Larry, I would like you to talk about your passion for eyewear and about your experience. You have always had your personal vision of the eyewear market, combined with a sort of madness which distinguishes you and makes you unique.
Tell us a little bit more about that.

My passion has grown with age. At 78 I’m somewhere between Colonel Harland Sanders and Verdi in designing and developing a new brand that’s become the “Birkin Bag” of the industry in its first year. It’s been like an independent film hanging around Sundance and then getting an Academy Award. By the way, Verdi wrote Falstaff at age 80 and Picasso’s best was at age 92.

Indeed you are a controversial figure, out of the ordinary, and this behavior has made you thorny, not always loved, what do you answer to your detractors?

Thorny? Not always loved? I can’t find the word thorny in the urban dictionary, so I assume you mean horny?
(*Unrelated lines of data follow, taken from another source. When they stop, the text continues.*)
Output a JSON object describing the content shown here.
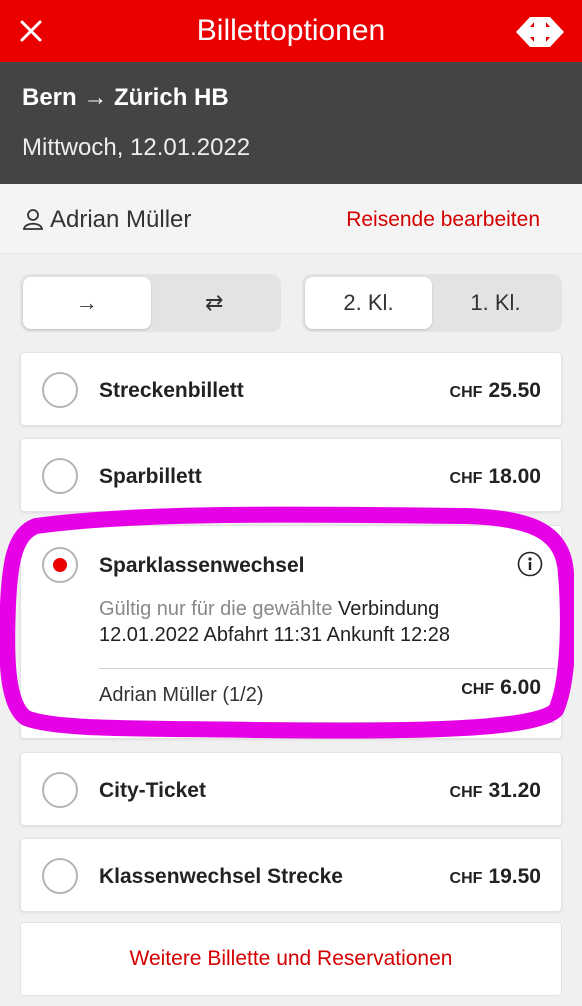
{
  "header": {
    "title": "Billettoptionen",
    "close_icon": "close-icon",
    "logo": "sbb-logo"
  },
  "route": {
    "title": "Bern → Zürich HB",
    "date": "Mittwoch, 12.01.2022"
  },
  "traveler": {
    "name": "Adrian Müller",
    "edit_label": "Reisende bearbeiten"
  },
  "direction_toggle": {
    "options": [
      "→",
      "⇄"
    ],
    "selected": 0
  },
  "class_toggle": {
    "options": [
      "2. Kl.",
      "1. Kl."
    ],
    "selected": 0
  },
  "options": [
    {
      "title": "Streckenbillett",
      "currency": "CHF",
      "amount": "25.50",
      "selected": false
    },
    {
      "title": "Sparbillett",
      "currency": "CHF",
      "amount": "18.00",
      "selected": false
    },
    {
      "title": "Sparklassenwechsel",
      "selected": true,
      "desc_muted": "Gültig nur für die gewählte",
      "desc_rest": " Verbindung",
      "desc_line2": "12.01.2022 Abfahrt 11:31 Ankunft 12:28",
      "person": "Adrian Müller (1/2)",
      "currency": "CHF",
      "amount": "6.00"
    },
    {
      "title": "City-Ticket",
      "currency": "CHF",
      "amount": "31.20",
      "selected": false
    },
    {
      "title": "Klassenwechsel Strecke",
      "currency": "CHF",
      "amount": "19.50",
      "selected": false
    }
  ],
  "more_button": "Weitere Billette und Reservationen",
  "colors": {
    "sbb_red": "#eb0000",
    "highlight": "#e600e6",
    "route_bg": "#444444"
  }
}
No, I am not always horny.
I am not loved by everyone? I am loved by my wife, my son and daughter and by my friend Karl Lagerfeld. That’s all the love anyone needs. I give autographs at trade shows, my hometown has given me a PARADE and I’ve had groundbreaking accomplishments in this business (in 60 years) that no one will ever duplicate. This year I was compared to Keith Richards, Bob Dylan & Neil Young (Daily Optician, Jan 2016). That was done out of respect, not love.
I prefer respect.

You love all aspects of luxury, what is luxury in 2016?

To start with, it is the most misused label there is in eyewear.
Luxury is a rare find in this business. Let me tell you what it’s NOT first. It’s not a shape, it’s not a color and it’s not a mystical state. It’s top quality perfection using exotic or rare material not often found in a particular product. Luxury is sometimes a paradox, and decadent (like a python grocery bag with the words “Supermarket” in precious stones across the front and they only made 10 and it won’t be sold on the internet). So this is luxury not only in 2016 but as long as I can remember.
Luxury is a combination formula – luxury is beyond quality and not “high end”. Luxury is never mass-produced. Rolex is a good watch, not a luxury watch, because it is readily available in large quantities.
Luxury is the packaging, the presentation of a limited quantity, superior product. Luxury is made for people who want quality and for people who want to “show off”.

See the LYF hard copy for the full interview.